Commemorating Israel — events around the Bay

When Israel turns 63 next week, Bay Area revelers will be celebrating Yom Ha-Atzmaut, Israel’s Independence Day, in different ways — and on different days.

In Palo Alto, the Oshman Family JCC will be holding a celebration on the actual day of Yom HaAtzmaut, Tuesday, May 10, from 4 to 7:30 p.m. at the Jessica L. Saal Town Square on the Taube Koret Campus for Jewish Life.

The party will feature temporary kibbutzes, each one based on a real Israeli kibbutz. The kibbutz representing the Ein Gedi Kibbutz, the only populated botanical garden in the world, will host a gardening activity; Gvar’am, an agriculture-focused kibbutz, will feature a petting zoo.

There will be more than 20 stations as well as Israeli food, music and dancing. The Oshman Family JCC is located at 3921 Fabian Way in Palo Alto.

Israeli dancing and music by three groups will be featured at a 5:30 p.m. Tuesday, May 10 party at Temple Isaiah, 3800 Mt. Diablo Blvd., Lafayette. The $5 admission fee includes a falafel dinner.

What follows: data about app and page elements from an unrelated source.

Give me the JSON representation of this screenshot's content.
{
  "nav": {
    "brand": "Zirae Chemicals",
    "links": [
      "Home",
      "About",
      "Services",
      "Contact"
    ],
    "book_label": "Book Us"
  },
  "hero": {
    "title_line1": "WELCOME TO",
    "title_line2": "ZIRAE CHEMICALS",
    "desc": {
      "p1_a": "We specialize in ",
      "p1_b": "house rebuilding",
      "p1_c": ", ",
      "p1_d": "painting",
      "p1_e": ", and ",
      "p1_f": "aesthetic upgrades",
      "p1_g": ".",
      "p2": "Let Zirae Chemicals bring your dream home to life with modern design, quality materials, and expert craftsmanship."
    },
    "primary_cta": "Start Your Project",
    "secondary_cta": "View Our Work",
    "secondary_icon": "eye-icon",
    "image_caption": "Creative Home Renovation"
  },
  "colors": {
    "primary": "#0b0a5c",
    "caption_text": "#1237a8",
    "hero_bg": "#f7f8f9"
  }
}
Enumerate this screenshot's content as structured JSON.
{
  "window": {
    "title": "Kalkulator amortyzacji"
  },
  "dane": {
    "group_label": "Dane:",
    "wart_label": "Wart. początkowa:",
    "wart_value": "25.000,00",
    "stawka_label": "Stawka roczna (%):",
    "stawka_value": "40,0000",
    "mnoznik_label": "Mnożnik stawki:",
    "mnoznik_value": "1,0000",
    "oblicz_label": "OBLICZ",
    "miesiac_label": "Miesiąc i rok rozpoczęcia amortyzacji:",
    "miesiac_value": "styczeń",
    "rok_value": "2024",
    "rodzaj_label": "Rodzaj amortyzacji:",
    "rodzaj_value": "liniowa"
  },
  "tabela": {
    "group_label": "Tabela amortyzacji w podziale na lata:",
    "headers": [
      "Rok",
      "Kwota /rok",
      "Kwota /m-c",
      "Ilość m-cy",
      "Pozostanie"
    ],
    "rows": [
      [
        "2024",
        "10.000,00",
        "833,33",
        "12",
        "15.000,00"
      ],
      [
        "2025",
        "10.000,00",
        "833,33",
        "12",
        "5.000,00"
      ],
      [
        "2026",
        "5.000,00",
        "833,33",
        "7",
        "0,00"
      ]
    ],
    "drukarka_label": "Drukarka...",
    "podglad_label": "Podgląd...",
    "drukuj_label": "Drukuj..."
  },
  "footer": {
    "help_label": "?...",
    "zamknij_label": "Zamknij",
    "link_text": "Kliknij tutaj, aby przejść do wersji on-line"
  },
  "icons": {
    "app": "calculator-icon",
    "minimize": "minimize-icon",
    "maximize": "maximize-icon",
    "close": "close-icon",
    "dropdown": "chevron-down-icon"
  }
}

In Vallejo, Solano County’s Jewish community is throwing a big party for Yom HaAtzmaut. The event is set for May 15 from 10:30 a.m. to 3 p.m. at Congregation B’nai Israel, will feature Israeli food, merchandise, music and dancing, and a visual display of the history of the nation and the people of Israel.

The keynote speaker will be Gideon Lustig, the S.F.-based deputy consul general of Israel. The event is free and open to the public. Congregation B’nai Israel is located at 1256 Nebraska St. in Vallejo.

For a listing of other Yom HaAtzmaut celebrations, and observances for Yom HaZikaron, Israel’s Memorial Day on Monday, May 9. 


Dan Pine

Dan Pine is a contributing editor at J. He was a longtime staff writer at J. and retired as news editor in 2020.